Its tough being TomTom. They are in an industry that is being cannibalized on the hardware side by low end devices and their very expensive purchase of TeleAtlas is being quickly deprecated on the software and underlying data side. That being said does that give them permission to be low-lifes in promoting their geo products? They have done so before but still I think not. I received the following ad from them yesterday:
The word Lifetime was used 11 times in the ad and it caught my eye. Just like it was supposed to do. Lifetime means just that: a lifetime…lifetime of what though? My lifetime? No that is too expansive. Lifetime of the equipment purchased? Now that makes sense but no…
If you follow the * to the fine print (and the fine print of the fine print – could they go one more layer deep?) you will discover which lifetime they are referring to (bolds are mine):
*You receive non-transferable traffic data and up to four non-transferable map data updates per year until the product’s useful life expires or TomTom no longer receives map or traffic updates from its suppliers, whichever is shorter. Details and terms at www.tomtom.com/legal.

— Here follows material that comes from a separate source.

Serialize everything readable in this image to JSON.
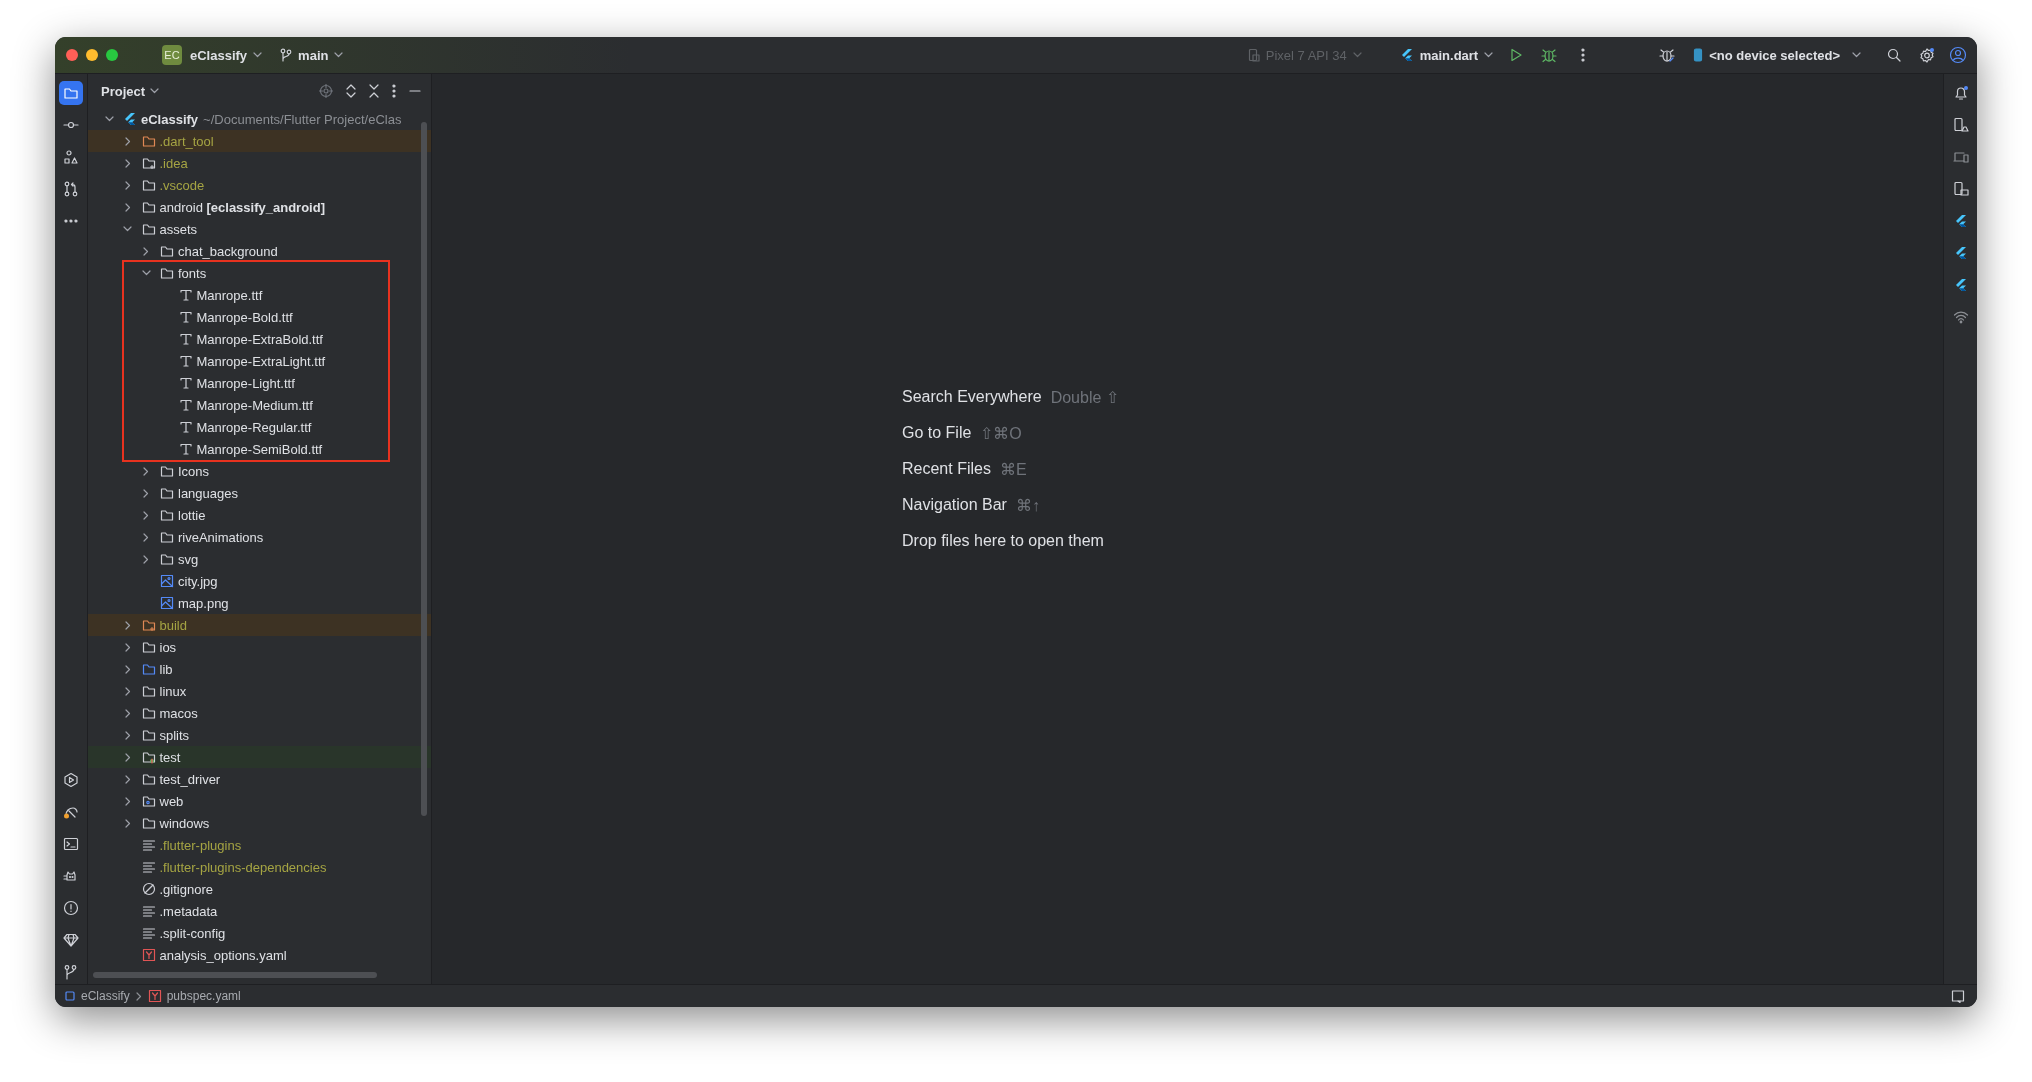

It would seem that a product’s useful life could mean many things but it certainly doesn’t mean the lifetime of the product other than by their definition. But the limit, imposed by TomTom, of no longer receiving updates from its suppliers seemed particularly suspect…they own the supplier, no? Perhaps it was an unintended irony that comes out of legal but then again maybe TomTom knows something about its “suppliers” (ie TeleAtlas) that it is not telling us?TomTom - When is a Lifetime not a Lifetime? When it refers to TeleAtlas? by Mike Blumenthal